LESLIE: Pat in Pennsylvania is on the line with a leak in a garage roof. What can we do for you today?
PAT: Well, I have an attached garage to my house and right down at the end where the – near the garage door is there – right where the soffit meets the shingles, I have a leak there. And I was just wondering how I could try to fix that, if I could just put some of that BLACK JACK in there and try to fix it or …
TOM: How long do you want it fixed for? A week or like forever? Because if you just use the tar, it’s going to be a very short-term repair.
TOM: Tell me where exactly the leak is evidencing itself.
PAT: Well, it’s just a little bit of a water spot there right at the garage door and it seems like the shingles are lifted up a little bit. But my – we built our home only nine years ago, so I wasn’t sure if it was the shingles or …
TOM: OK. So you’re not even sure if it’s the shingles themselves that are cracking. So if you built your home nine years ago, you’ve got a fiberglass-based asphalt shingle. And one of the ways that fiberglass-based asphalt shingles wear is they actually develop sort of fissures or cracks in them. So if you put a ladder against the front of the garage and you kind of go up and look down on the shingle itself and if you see cracks that go through them, that could be the source of the water.

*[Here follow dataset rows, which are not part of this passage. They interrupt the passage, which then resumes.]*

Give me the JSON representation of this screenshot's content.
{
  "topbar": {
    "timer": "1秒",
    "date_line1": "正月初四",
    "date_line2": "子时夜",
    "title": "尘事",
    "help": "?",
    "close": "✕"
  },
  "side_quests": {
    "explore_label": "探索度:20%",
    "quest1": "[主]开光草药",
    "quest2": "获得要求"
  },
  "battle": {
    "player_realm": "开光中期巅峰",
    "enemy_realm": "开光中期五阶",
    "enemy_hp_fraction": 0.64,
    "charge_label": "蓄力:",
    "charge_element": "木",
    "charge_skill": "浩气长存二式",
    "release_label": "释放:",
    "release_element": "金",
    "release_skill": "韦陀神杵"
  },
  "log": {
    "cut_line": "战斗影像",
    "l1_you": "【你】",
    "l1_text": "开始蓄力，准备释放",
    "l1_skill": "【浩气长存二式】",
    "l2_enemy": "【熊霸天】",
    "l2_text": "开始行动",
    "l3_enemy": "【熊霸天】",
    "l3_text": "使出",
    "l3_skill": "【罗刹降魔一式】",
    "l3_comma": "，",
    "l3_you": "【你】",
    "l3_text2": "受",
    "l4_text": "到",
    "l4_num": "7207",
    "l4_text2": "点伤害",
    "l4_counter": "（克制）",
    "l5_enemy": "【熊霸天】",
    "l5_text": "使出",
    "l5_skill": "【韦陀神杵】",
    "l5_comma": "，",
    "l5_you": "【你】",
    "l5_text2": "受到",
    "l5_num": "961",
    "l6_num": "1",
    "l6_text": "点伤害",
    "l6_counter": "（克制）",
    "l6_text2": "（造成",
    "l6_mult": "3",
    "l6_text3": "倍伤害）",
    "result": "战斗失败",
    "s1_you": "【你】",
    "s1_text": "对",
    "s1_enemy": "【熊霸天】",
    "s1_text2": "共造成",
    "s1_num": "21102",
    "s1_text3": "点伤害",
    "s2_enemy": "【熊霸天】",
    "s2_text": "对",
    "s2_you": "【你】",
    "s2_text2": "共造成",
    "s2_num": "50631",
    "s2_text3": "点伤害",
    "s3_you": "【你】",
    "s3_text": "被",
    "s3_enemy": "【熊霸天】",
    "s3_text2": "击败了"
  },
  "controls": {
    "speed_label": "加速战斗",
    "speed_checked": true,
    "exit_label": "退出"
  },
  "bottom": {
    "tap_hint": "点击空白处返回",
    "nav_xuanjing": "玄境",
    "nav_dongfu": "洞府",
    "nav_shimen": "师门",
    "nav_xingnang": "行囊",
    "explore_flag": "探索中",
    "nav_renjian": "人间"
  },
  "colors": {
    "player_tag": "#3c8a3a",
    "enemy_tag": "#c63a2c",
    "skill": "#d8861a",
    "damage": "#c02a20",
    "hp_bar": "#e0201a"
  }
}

Now, if you’ve just got one or two shingles that are pushed up like that, usually that’s because a nail is actually backing up through the roof. And you can put a flat bar in there and kind of tap that nail down. And yeah, if you want to put a little bit of asphalt sealing under the tab just to kind of hold it in place, then that would be OK.
But in terms of leak prevention, that type of sealant is not the way to fix the leak. If it turns out that the shingles are cracked, I don’t want you to tar them; I want you to take them off and replace them.
PAT: OK. So that’s not a permanent fix then, I guess, is what you’re saying.
TOM: Well, that’s right. It’s not going to be a permanent fix. If the shingles are cracked, then you should pull off the shingles that are damaged and replace them and you can do that with a flat bar. You can actually sort of extract – sort of surgically remove a shingle from the middle of a roof and put a new one back in its place.
PAT: OK. You wouldn’t think after nine years, though, that the shingles would be cracked already, would you, or …?
TOM: I have seen it happen quicker than that.
PAT: Oh, really? OK.
TOM: Yeah, that’s why – see, that’s kind of the way those shingles wear. It depends on a lot of factors. But I would take a very careful look at that and see if that’s what’s causing it.
PAT: OK. Well, that sounds good. I appreciate your help.